### Task goal
Take from the records below each line that holds "Código".

### Source material
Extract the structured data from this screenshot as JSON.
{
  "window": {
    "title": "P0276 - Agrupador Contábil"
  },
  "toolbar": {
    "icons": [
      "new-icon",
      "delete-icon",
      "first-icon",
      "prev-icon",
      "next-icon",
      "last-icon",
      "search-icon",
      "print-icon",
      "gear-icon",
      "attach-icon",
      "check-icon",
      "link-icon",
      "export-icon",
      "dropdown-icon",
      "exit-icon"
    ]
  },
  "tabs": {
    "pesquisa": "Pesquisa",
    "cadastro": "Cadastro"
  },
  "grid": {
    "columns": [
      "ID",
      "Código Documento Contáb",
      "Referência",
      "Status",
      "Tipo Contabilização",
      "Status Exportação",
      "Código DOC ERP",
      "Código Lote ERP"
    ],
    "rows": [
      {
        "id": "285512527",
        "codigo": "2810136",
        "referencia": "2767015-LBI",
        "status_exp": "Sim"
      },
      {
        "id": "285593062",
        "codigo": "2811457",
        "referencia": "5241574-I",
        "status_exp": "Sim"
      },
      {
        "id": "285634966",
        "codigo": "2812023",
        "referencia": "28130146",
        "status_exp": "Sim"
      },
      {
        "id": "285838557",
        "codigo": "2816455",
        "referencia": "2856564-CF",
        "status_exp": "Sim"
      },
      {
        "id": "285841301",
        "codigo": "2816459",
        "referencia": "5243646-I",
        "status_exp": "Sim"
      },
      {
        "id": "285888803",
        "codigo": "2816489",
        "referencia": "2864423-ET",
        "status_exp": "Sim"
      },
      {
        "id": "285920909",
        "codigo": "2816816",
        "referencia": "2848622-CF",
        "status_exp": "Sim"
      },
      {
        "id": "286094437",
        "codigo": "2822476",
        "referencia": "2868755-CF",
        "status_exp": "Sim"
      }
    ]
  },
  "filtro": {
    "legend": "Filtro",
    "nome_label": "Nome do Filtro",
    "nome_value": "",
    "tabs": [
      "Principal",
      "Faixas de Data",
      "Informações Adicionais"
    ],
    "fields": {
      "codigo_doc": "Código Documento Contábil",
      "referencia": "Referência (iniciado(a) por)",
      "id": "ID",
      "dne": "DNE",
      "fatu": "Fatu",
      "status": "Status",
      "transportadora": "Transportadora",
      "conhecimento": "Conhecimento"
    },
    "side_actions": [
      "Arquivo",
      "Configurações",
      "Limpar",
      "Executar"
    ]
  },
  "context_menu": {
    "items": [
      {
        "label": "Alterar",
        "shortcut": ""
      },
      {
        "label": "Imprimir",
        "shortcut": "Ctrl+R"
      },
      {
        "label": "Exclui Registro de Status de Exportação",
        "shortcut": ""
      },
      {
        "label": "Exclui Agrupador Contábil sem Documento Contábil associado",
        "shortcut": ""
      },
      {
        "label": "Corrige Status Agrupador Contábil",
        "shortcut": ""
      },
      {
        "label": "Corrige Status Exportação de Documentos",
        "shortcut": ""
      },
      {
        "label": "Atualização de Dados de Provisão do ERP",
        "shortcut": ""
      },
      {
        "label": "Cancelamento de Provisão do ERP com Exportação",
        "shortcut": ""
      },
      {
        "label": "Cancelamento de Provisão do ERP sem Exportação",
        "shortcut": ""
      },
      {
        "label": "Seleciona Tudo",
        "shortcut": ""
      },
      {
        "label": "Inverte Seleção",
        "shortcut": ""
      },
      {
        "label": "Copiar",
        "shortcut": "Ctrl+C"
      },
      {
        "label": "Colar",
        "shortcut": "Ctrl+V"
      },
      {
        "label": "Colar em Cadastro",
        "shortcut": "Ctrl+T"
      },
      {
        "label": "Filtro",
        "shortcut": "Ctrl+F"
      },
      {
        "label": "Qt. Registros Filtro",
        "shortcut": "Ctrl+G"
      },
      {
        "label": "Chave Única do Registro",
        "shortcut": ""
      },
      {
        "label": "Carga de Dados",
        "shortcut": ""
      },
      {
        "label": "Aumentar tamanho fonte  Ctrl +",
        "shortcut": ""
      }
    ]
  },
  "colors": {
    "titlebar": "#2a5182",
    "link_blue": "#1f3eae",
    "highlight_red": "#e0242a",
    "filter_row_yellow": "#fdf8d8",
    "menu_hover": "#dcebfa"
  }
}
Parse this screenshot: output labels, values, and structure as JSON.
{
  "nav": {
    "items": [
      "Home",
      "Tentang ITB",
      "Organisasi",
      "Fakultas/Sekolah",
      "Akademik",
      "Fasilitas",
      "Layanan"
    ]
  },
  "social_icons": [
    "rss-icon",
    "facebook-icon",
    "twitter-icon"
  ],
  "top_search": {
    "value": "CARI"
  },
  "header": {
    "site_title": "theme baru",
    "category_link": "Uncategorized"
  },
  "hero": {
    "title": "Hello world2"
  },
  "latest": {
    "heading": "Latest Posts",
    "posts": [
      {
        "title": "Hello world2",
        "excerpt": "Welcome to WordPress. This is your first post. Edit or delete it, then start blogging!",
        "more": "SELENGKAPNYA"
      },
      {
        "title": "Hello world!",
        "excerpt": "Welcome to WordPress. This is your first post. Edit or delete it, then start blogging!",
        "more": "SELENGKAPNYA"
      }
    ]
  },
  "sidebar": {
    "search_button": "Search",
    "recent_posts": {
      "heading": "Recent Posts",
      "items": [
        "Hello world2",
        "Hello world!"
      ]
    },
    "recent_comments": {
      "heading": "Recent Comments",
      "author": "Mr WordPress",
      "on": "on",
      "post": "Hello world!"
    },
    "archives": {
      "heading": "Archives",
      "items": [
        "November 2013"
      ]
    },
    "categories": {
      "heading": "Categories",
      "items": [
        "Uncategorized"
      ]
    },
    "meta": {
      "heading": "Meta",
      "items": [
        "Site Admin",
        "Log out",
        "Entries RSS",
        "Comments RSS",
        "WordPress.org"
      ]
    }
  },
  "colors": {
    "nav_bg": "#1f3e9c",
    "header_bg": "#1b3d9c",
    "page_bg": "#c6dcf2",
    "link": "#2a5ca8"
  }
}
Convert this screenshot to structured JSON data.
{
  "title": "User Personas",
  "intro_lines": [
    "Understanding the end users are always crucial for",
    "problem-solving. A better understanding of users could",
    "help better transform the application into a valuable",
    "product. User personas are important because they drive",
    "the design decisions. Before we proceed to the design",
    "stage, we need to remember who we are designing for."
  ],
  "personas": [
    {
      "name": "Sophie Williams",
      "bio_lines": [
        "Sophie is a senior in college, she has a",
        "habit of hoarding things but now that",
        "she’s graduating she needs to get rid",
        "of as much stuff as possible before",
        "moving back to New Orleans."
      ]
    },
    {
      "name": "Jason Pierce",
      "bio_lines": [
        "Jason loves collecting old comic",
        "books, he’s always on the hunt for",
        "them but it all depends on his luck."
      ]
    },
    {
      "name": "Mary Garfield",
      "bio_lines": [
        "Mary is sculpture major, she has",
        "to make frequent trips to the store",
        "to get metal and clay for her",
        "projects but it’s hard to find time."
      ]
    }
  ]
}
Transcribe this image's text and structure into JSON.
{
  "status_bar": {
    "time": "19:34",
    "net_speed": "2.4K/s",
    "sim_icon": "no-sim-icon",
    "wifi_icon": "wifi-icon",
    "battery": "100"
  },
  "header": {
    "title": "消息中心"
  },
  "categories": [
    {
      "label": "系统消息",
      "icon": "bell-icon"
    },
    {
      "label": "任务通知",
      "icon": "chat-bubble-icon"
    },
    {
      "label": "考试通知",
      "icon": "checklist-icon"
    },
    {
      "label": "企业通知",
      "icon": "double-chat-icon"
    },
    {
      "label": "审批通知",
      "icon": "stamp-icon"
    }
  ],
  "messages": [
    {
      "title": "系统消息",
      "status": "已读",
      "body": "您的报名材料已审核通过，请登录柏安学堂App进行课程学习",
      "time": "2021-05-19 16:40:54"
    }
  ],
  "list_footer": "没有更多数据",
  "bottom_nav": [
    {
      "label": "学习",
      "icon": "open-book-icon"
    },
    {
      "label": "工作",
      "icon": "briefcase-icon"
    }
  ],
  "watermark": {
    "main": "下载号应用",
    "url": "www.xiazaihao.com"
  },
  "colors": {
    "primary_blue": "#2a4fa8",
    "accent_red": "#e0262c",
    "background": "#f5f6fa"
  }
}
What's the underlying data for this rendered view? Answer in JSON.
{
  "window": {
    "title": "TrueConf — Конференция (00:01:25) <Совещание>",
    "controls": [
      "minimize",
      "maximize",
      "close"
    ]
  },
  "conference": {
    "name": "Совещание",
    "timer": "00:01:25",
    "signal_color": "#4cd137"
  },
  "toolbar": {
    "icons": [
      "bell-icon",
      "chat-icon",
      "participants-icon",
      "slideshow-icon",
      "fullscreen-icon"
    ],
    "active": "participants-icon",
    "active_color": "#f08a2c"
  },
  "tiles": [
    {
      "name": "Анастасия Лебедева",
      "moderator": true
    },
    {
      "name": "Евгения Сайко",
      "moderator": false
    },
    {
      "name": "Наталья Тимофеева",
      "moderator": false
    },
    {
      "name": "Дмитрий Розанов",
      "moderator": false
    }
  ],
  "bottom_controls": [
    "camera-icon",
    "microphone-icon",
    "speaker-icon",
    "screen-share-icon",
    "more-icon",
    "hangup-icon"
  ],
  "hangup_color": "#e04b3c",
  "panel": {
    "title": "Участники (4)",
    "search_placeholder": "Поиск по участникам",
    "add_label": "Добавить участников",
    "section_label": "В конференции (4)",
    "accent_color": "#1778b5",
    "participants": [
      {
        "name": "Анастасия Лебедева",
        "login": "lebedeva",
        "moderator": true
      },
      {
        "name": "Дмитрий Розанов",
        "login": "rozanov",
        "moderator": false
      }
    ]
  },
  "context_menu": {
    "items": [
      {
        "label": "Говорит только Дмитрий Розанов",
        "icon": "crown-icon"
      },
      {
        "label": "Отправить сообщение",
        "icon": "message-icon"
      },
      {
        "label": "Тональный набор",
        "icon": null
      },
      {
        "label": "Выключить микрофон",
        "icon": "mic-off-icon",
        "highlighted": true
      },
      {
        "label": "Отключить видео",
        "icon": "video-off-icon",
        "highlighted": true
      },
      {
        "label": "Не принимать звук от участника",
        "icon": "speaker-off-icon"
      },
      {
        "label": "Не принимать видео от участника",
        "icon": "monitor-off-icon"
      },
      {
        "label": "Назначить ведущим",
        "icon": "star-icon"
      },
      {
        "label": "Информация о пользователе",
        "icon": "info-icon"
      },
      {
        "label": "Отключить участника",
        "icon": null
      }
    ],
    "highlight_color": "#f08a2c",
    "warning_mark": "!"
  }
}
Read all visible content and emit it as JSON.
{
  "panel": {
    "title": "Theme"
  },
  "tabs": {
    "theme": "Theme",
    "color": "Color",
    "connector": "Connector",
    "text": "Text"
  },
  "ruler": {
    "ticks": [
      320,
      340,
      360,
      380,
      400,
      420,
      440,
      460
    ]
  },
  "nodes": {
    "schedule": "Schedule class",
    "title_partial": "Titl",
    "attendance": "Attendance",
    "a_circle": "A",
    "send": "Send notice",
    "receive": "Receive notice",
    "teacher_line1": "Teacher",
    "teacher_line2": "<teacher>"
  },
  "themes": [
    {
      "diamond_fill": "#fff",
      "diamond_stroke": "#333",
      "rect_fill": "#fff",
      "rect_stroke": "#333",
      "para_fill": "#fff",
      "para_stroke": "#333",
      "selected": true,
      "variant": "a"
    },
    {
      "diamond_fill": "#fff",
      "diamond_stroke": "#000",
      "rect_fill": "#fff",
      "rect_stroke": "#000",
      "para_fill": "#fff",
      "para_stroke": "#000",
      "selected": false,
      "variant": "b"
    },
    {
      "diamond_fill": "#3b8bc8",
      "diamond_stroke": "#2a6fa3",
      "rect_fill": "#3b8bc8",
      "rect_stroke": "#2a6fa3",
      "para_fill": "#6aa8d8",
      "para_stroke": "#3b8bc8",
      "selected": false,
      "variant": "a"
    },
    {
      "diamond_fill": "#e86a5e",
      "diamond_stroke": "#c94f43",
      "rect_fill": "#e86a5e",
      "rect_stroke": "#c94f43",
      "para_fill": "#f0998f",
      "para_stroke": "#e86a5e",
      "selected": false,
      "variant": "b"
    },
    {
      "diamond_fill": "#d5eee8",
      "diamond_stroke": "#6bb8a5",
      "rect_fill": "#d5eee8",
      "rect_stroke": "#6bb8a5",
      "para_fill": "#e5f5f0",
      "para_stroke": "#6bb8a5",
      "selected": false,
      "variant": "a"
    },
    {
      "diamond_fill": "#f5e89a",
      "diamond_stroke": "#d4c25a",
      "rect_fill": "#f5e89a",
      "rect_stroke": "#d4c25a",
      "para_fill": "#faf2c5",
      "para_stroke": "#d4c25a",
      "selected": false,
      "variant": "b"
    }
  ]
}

### Output below
      "Código Documento Contáb",
      "Código DOC ERP",
      "Código Lote ERP"
      "codigo_doc": "Código Documento Contábil",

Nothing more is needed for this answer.